1
\$\begingroup\$

I'm currently working on a project where I need to design a device to power a 24 V, 350 W motor using 18 V tool batteries. The 18 V output from a single battery is sufficient in terms of voltage, but unfortunately, it doesn't provide enough current to power the motor. Therefore, I'm considering using two 18V batteries in parallel to meet the current requirements.

The challenge I'm facing is how to safely parallel these batteries without running into issues like one battery discharging into the other. I've considered a few options:

Diodes: Adding diodes to each battery line could work, but this approach generates a lot of heat and would require large heatsinks, which is not ideal and one battery takes the load if the voltage is different between them.

Ideal diodes: These create an OR-ing condition. Some have a sharing condition if the voltages are close enough.

Powermuxes: Just a switching mechanism between sources.

I've also thought about more complex and potentially expensive solutions like using two stackable boost converters. Another idea was to connect a buck/boost converter to one battery, with a load sharing IC that could sense the other battery and match its output. However, these options seem overly complicated for what I'm trying to achieve.

I would greatly appreciate any insights or suggestions on how to tackle this problem effectively. Are there any simpler or more efficient methods to safely parallel two 18 V batteries for my application?

Thank you in advance for your valuable input!

\$\endgroup\$
1
  • \$\begingroup\$ Depending of the type of the motor and the device it is cranking, it might be a bad idea to use it at lower voltages than it is designed for. If you demand the full 350 W power in terms of n • M your motor will draw a significant higher current than expected. I'd double check that or go for @GodJihyo solution. \$\endgroup\$
    – Ariser
    Aug 30, 2023 at 7:49

2 Answers 2

2
\$\begingroup\$

You might look at putting them in series instead of parallel to get 36V and then using a buck converter to bring the voltage down to 24 V.

You would need to look at the efficiency of the converter and how much current your batteries can deliver to see if it’s feasible. You might need to go with three packs in series, but that might be harder to find a converter and BMS for.

\$\endgroup\$
2
  • \$\begingroup\$ +1, I would also try to run them in series. One comment here is that OP would want to listen to each BMS as one might indicate undervoltage before the other and stop operating.

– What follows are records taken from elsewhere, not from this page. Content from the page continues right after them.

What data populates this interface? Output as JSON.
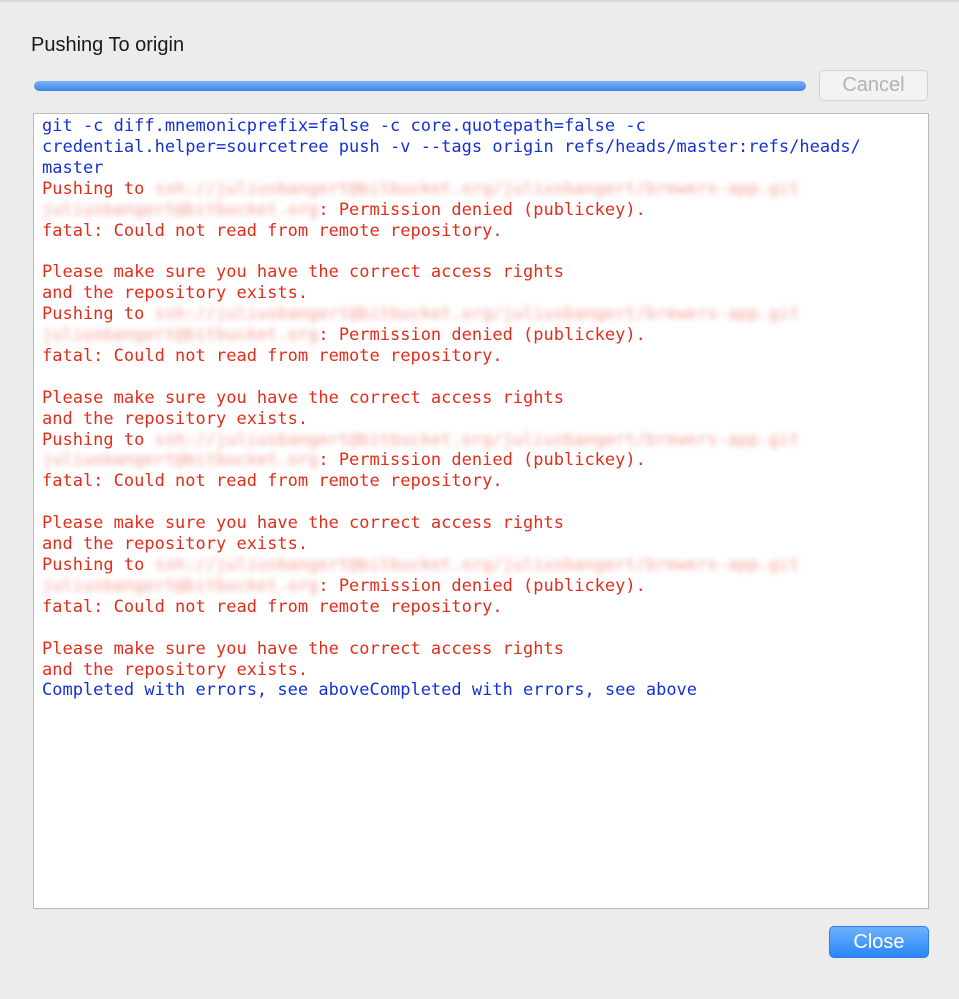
{
  "dialog": {
    "title": "Pushing To origin",
    "progress": 1.0,
    "cancel_label": "Cancel",
    "close_label": "Close"
  },
  "log": {
    "lines": [
      {
        "type": "command",
        "parts": [
          {
            "text": "git -c diff.mnemonicprefix=false -c core.quotepath=false -c"
          }
        ]
      },
      {
        "type": "command",
        "parts": [
          {
            "text": "credential.helper=sourcetree push -v --tags origin refs/heads/master:refs/heads/"
          }
        ]
      },
      {
        "type": "command",
        "parts": [
          {
            "text": "master"
          }
        ]
      },
      {
        "type": "error",
        "parts": [
          {
            "text": "Pushing to "
          },
          {
            "text": "ssh://juliusbangert@bitbucket.org/juliusbangert/brewers-app.git",
            "redacted": true
          }
        ]
      },
      {
        "type": "error",
        "parts": [
          {
            "text": "juliusbangert@bitbucket.org",
            "redacted": true
          },
          {
            "text": ": Permission denied (publickey)."
          }
        ]
      },
      {
        "type": "error",
        "parts": [
          {
            "text": "fatal: Could not read from remote repository."
          }
        ]
      },
      {
        "type": "error",
        "parts": [
          {
            "text": ""
          }
        ]
      },
      {
        "type": "error",
        "parts": [
          {
            "text": "Please make sure you have the correct access rights"
          }
        ]
      },
      {
        "type": "error",
        "parts": [
          {
            "text": "and the repository exists."
          }
        ]
      },
      {
        "type": "error",
        "parts": [
          {
            "text": "Pushing to "
          },
          {
            "text": "ssh://juliusbangert@bitbucket.org/juliusbangert/brewers-app.git",
            "redacted": true
          }
        ]
      },
      {
        "type": "error",
        "parts": [
          {
            "text": "juliusbangert@bitbucket.org",
            "redacted": true
          },
          {
            "text": ": Permission denied (publickey)."
          }
        ]
      },
      {
        "type": "error",
        "parts": [
          {
            "text": "fatal: Could not read from remote repository."
          }
        ]
      },
      {
        "type": "error",
        "parts": [
          {
            "text": ""
          }
        ]
      },
      {
        "type": "error",
        "parts": [
          {
            "text": "Please make sure you have the correct access rights"
          }
        ]
      },
      {
        "type": "error",
        "parts": [
          {
            "text": "and the repository exists."
          }
        ]
      },
      {
        "type": "error",
        "parts": [
          {
            "text": "Pushing to "
          },
          {
            "text": "ssh://juliusbangert@bitbucket.org/juliusbangert/brewers-app.git",
            "redacted": true
          }
        ]
      },
      {
        "type": "error",
        "parts": [
          {
            "text": "juliusbangert@bitbucket.org",
            "redacted": true
          },
          {
            "text": ": Permission denied (publickey)."
          }
        ]
      },
      {
        "type": "error",
        "parts": [
          {
            "text": "fatal: Could not read from remote repository."
          }
        ]
      },
      {
        "type": "error",
        "parts": [
          {
            "text": ""
          }
        ]
      },
      {
        "type": "error",
        "parts": [
          {
            "text": "Please make sure you have the correct access rights"
          }
        ]
      },
      {
        "type": "error",
        "parts": [
          {
            "text": "and the repository exists."
          }
        ]
      },
      {
        "type": "error",
        "parts": [
          {
            "text": "Pushing to "
          },
          {
            "text": "ssh://juliusbangert@bitbucket.org/juliusbangert/brewers-app.git",
            "redacted": true
          }
        ]
      },
      {
        "type": "error",
        "parts": [
          {
            "text": "juliusbangert@bitbucket.org",
            "redacted": true
          },
          {
            "text": ": Permission denied (publickey)."
          }
        ]
      },
      {
        "type": "error",
        "parts": [
          {
            "text": "fatal: Could not read from remote repository."
          }
        ]
      },
      {
        "type": "error",
        "parts": [
          {
            "text": ""
          }
        ]
      },
      {
        "type": "error",
        "parts": [
          {
            "text": "Please make sure you have the correct access rights"
          }
        ]
      },
      {
        "type": "error",
        "parts": [
          {
            "text": "and the repository exists."
          }
        ]
      },
      {
        "type": "status",
        "parts": [
          {
            "text": "Completed with errors, see aboveCompleted with errors, see above"
          }
        ]
      }
    ]
  },
  "colors": {
    "command": "#1531d6",
    "error": "#e12d1b",
    "status": "#1531d6",
    "accent": "#2a86f7"
  }
}
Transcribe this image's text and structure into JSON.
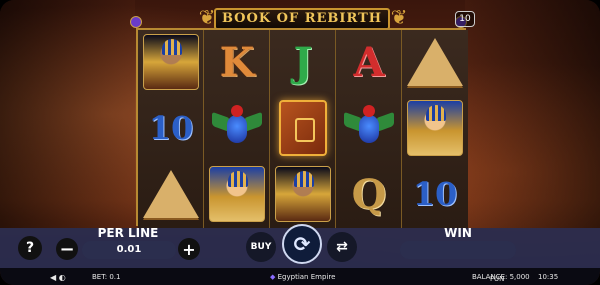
{
  "game": {
    "title": "BOOK OF REBIRTH",
    "lines_count": "10"
  },
  "reels": [
    [
      {
        "symbol": "queen-portrait"
      },
      {
        "symbol": "10",
        "label": "10"
      },
      {
        "symbol": "pyramid"
      }
    ],
    [
      {
        "symbol": "K",
        "label": "K"
      },
      {
        "symbol": "scarab"
      },
      {
        "symbol": "pharaoh-portrait"
      }
    ],
    [
      {
        "symbol": "J",
        "label": "J"
      },
      {
        "symbol": "book"
      },
      {
        "symbol": "queen-portrait"
      }
    ],
    [
      {
        "symbol": "A",
        "label": "A"
      },
      {
        "symbol": "scarab"
      },
      {
        "symbol": "Q",
        "label": "Q"
      }
    ],
    [
      {
        "symbol": "pyramid"
      },
      {
        "symbol": "pharaoh-portrait"
      },
      {
        "symbol": "10",
        "label": "10"
      }
    ]
  ],
  "controls": {
    "help_label": "?",
    "per_line_label": "PER LINE",
    "bet_value": "0.01",
    "minus_label": "−",
    "plus_label": "+",
    "buy_label": "BUY",
    "spin_icon": "spin-icon",
    "autoplay_icon": "autoplay-icon",
    "win_label": "WIN",
    "win_value": ""
  },
  "status": {
    "bet": "BET: 0.1",
    "game_name": "Egyptian Empire",
    "balance": "BALANCE: 5,000",
    "mode": "FUN",
    "time": "10:35"
  },
  "colors": {
    "frame_gold": "#c9952f",
    "control_bar": "#282d50",
    "title_text": "#f0c55a"
  }
}
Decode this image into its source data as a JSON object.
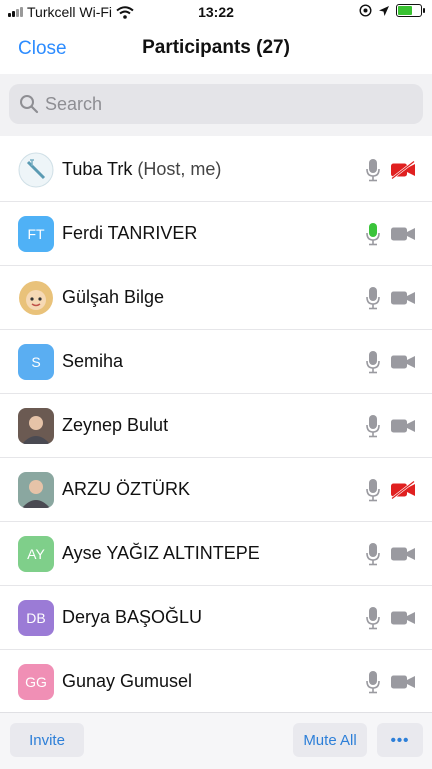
{
  "status_bar": {
    "carrier": "Turkcell Wi-Fi",
    "time": "13:22"
  },
  "header": {
    "close_label": "Close",
    "title": "Participants (27)"
  },
  "search": {
    "placeholder": "Search"
  },
  "participants": [
    {
      "name": "Tuba Trk",
      "tag": "(Host, me)",
      "avatar_type": "image",
      "avatar_icon": "seal-logo-icon",
      "mic": "muted",
      "camera": "off"
    },
    {
      "name": "Ferdi TANRIVER",
      "tag": "",
      "avatar_type": "initials",
      "initials": "FT",
      "avatar_color": "#4fb1f6",
      "mic": "active",
      "camera": "on"
    },
    {
      "name": "Gülşah Bilge",
      "tag": "",
      "avatar_type": "image",
      "avatar_icon": "emoji-avatar-icon",
      "mic": "muted",
      "camera": "on"
    },
    {
      "name": "Semiha",
      "tag": "",
      "avatar_type": "initials",
      "initials": "S",
      "avatar_color": "#5aaef2",
      "mic": "muted",
      "camera": "on"
    },
    {
      "name": "Zeynep Bulut",
      "tag": "",
      "avatar_type": "image",
      "avatar_icon": "photo-avatar-icon",
      "mic": "muted",
      "camera": "on"
    },
    {
      "name": "ARZU ÖZTÜRK",
      "tag": "",
      "avatar_type": "image",
      "avatar_icon": "photo-avatar-icon",
      "mic": "muted",
      "camera": "off"
    },
    {
      "name": "Ayse YAĞIZ ALTINTEPE",
      "tag": "",
      "avatar_type": "initials",
      "initials": "AY",
      "avatar_color": "#7fcf8a",
      "mic": "muted",
      "camera": "on"
    },
    {
      "name": "Derya BAŞOĞLU",
      "tag": "",
      "avatar_type": "initials",
      "initials": "DB",
      "avatar_color": "#9b7bd6",
      "mic": "muted",
      "camera": "on"
    },
    {
      "name": "Gunay Gumusel",
      "tag": "",
      "avatar_type": "initials",
      "initials": "GG",
      "avatar_color": "#f08fb5",
      "mic": "muted",
      "camera": "on"
    }
  ],
  "footer": {
    "invite_label": "Invite",
    "mute_all_label": "Mute All",
    "more_label": "•••"
  },
  "colors": {
    "accent": "#2d8cff",
    "mic_active": "#3ac43a",
    "camera_off": "#e02020",
    "icon_gray": "#9a9aa0"
  }
}
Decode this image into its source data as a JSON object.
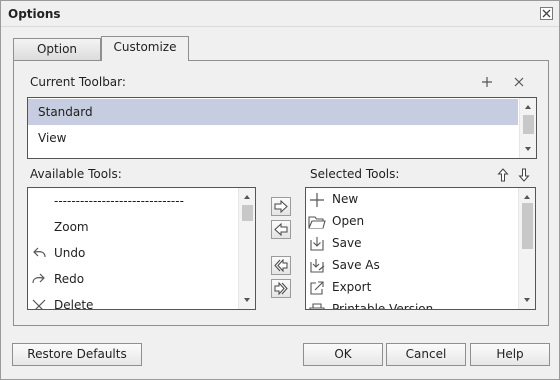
{
  "dialog": {
    "title": "Options"
  },
  "tabs": [
    {
      "label": "Option"
    },
    {
      "label": "Customize"
    }
  ],
  "current_toolbar": {
    "label": "Current Toolbar:",
    "items": [
      {
        "label": "Standard"
      },
      {
        "label": "View"
      }
    ],
    "selected": "Standard"
  },
  "available_tools": {
    "label": "Available Tools:",
    "items": [
      {
        "label": "------------------------------",
        "icon": ""
      },
      {
        "label": "Zoom",
        "icon": ""
      },
      {
        "label": "Undo",
        "icon": "undo-icon"
      },
      {
        "label": "Redo",
        "icon": "redo-icon"
      },
      {
        "label": "Delete",
        "icon": "delete-icon"
      }
    ]
  },
  "selected_tools": {
    "label": "Selected Tools:",
    "items": [
      {
        "label": "New",
        "icon": "new-icon"
      },
      {
        "label": "Open",
        "icon": "open-folder-icon"
      },
      {
        "label": "Save",
        "icon": "save-icon"
      },
      {
        "label": "Save As",
        "icon": "save-as-icon"
      },
      {
        "label": "Export",
        "icon": "export-icon"
      },
      {
        "label": "Printable Version",
        "icon": "printer-icon"
      }
    ]
  },
  "buttons": {
    "restore_defaults": "Restore Defaults",
    "ok": "OK",
    "cancel": "Cancel",
    "help": "Help"
  },
  "colors": {
    "selection": "#c6cde0",
    "dialog_bg": "#f0f0f0",
    "border": "#8f8f8f"
  }
}
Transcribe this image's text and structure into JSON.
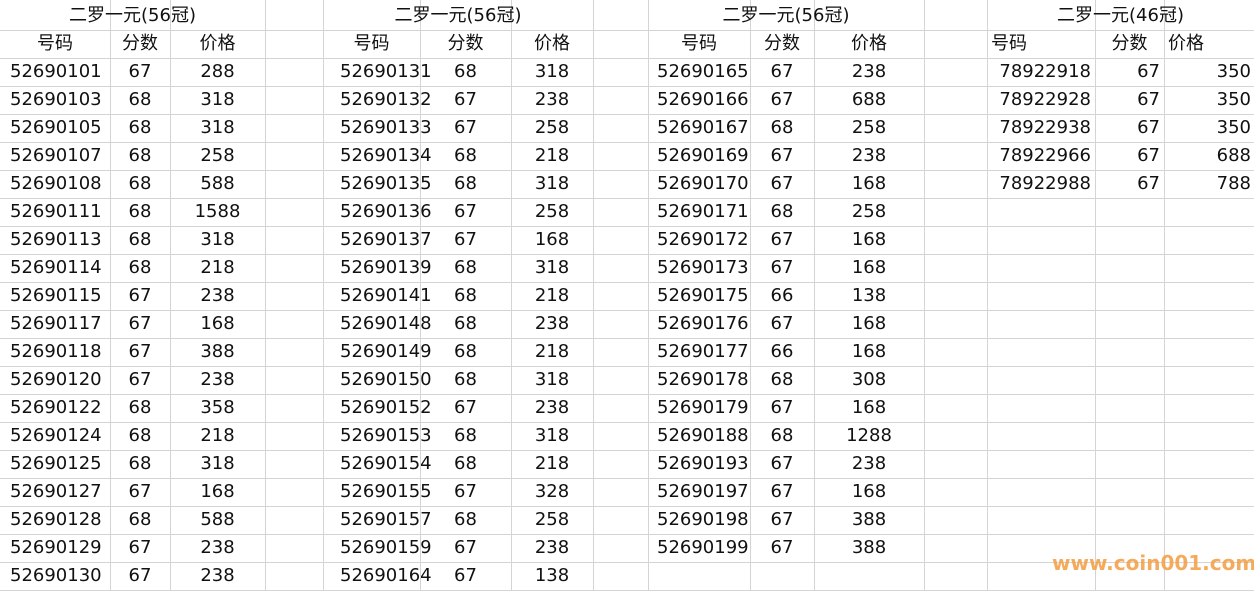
{
  "blocks": [
    {
      "title": "二罗一元(56冠)",
      "headers": [
        "号码",
        "分数",
        "价格"
      ],
      "rows": [
        [
          "52690101",
          "67",
          "288"
        ],
        [
          "52690103",
          "68",
          "318"
        ],
        [
          "52690105",
          "68",
          "318"
        ],
        [
          "52690107",
          "68",
          "258"
        ],
        [
          "52690108",
          "68",
          "588"
        ],
        [
          "52690111",
          "68",
          "1588"
        ],
        [
          "52690113",
          "68",
          "318"
        ],
        [
          "52690114",
          "68",
          "218"
        ],
        [
          "52690115",
          "67",
          "238"
        ],
        [
          "52690117",
          "67",
          "168"
        ],
        [
          "52690118",
          "67",
          "388"
        ],
        [
          "52690120",
          "67",
          "238"
        ],
        [
          "52690122",
          "68",
          "358"
        ],
        [
          "52690124",
          "68",
          "218"
        ],
        [
          "52690125",
          "68",
          "318"
        ],
        [
          "52690127",
          "67",
          "168"
        ],
        [
          "52690128",
          "68",
          "588"
        ],
        [
          "52690129",
          "67",
          "238"
        ],
        [
          "52690130",
          "67",
          "238"
        ]
      ]
    },
    {
      "title": "二罗一元(56冠)",
      "headers": [
        "号码",
        "分数",
        "价格"
      ],
      "rows": [
        [
          "52690131",
          "68",
          "318"
        ],
        [
          "52690132",
          "67",
          "238"
        ],
        [
          "52690133",
          "67",
          "258"
        ],
        [
          "52690134",
          "68",
          "218"
        ],
        [
          "52690135",
          "68",
          "318"
        ],
        [
          "52690136",
          "67",
          "258"
        ],
        [
          "52690137",
          "67",
          "168"
        ],
        [
          "52690139",
          "68",
          "318"
        ],
        [
          "52690141",
          "68",
          "218"
        ],
        [
          "52690148",
          "68",
          "238"
        ],
        [
          "52690149",
          "68",
          "218"
        ],
        [
          "52690150",
          "68",
          "318"
        ],
        [
          "52690152",
          "67",
          "238"
        ],
        [
          "52690153",
          "68",
          "318"
        ],
        [
          "52690154",
          "68",
          "218"
        ],
        [
          "52690155",
          "67",
          "328"
        ],
        [
          "52690157",
          "68",
          "258"
        ],
        [
          "52690159",
          "67",
          "238"
        ],
        [
          "52690164",
          "67",
          "138"
        ]
      ]
    },
    {
      "title": "二罗一元(56冠)",
      "headers": [
        "号码",
        "分数",
        "价格"
      ],
      "rows": [
        [
          "52690165",
          "67",
          "238"
        ],
        [
          "52690166",
          "67",
          "688"
        ],
        [
          "52690167",
          "68",
          "258"
        ],
        [
          "52690169",
          "67",
          "238"
        ],
        [
          "52690170",
          "67",
          "168"
        ],
        [
          "52690171",
          "68",
          "258"
        ],
        [
          "52690172",
          "67",
          "168"
        ],
        [
          "52690173",
          "67",
          "168"
        ],
        [
          "52690175",
          "66",
          "138"
        ],
        [
          "52690176",
          "67",
          "168"
        ],
        [
          "52690177",
          "66",
          "168"
        ],
        [
          "52690178",
          "68",
          "308"
        ],
        [
          "52690179",
          "67",
          "168"
        ],
        [
          "52690188",
          "68",
          "1288"
        ],
        [
          "52690193",
          "67",
          "238"
        ],
        [
          "52690197",
          "67",
          "168"
        ],
        [
          "52690198",
          "67",
          "388"
        ],
        [
          "52690199",
          "67",
          "388"
        ]
      ]
    },
    {
      "title": "二罗一元(46冠)",
      "headers": [
        "号码",
        "分数",
        "价格"
      ],
      "rows": [
        [
          "78922918",
          "67",
          "350"
        ],
        [
          "78922928",
          "67",
          "350"
        ],
        [
          "78922938",
          "67",
          "350"
        ],
        [
          "78922966",
          "67",
          "688"
        ],
        [
          "78922988",
          "67",
          "788"
        ]
      ]
    }
  ],
  "watermark": "www.coin001.com"
}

Basically ORing the BMS fault or power good signals. \$\endgroup\$
    – winny
    Aug 30, 2023 at 7:16
  • \$\begingroup\$ In general, the problem with putting two Li-ion batteries in series is that, when either one opens under load, the voltage across its protector switch is twice its rating, and a negative voltage to boot. The protector switch may not be rated for twice the voltage, and negative. If so. it may blow up. However, if the two "batteries" are just "modules" (no BMS), then you can add a single BMS for twice the cells in series, in which case all is well. \$\endgroup\$ Aug 30, 2023 at 11:39
0
\$\begingroup\$

DO NOT connect Li-ion batteries with a BMS directly in parallel. When one of them turns back on, there will be huge inrush current from the more charged one to the least charged one, which will at best degrade them, and worst start a fire.

Do not connect Li-ion battery modules without a BMS directly in parallel. A single BMS cannot manage both battery modules . It can only sense the cell voltages of one module, allowing the cells in the other module to become unbalanced and possibly reverse, which can start a fire.

Avoid using diodes: they do allow you to parallel batteries safely, but at these low voltages they waste significant power.

MOSFET switches do let you parallel batteries safely and with a lower power loss, but it's a complicated circuit.

Therefore, all things considered, if you need a bigger battery, buy a single bigger battery.

\$\endgroup\$
2
  • 1
    \$\begingroup\$ When using Schottky diodes to parallel the batteries, you will waste only 2.7% of the energy. I think this might be an acceptable loss for such a makeshift solution. \$\endgroup\$
    – Ariser
    Aug 30, 2023 at 7:45
  • 1
    \$\begingroup\$ I was calculating 12W of power dissipation through diodes (350W / 18V * 0.6 forward voltage). It means a large heatsink. \$\endgroup\$ Aug 30, 2023 at 13:25

Your Answer

By clicking “Post Your Answer”, you agree to our terms of service and acknowledge you have read our privacy policy.

Not the answer you're looking for? Browse other questions tagged or ask your own question.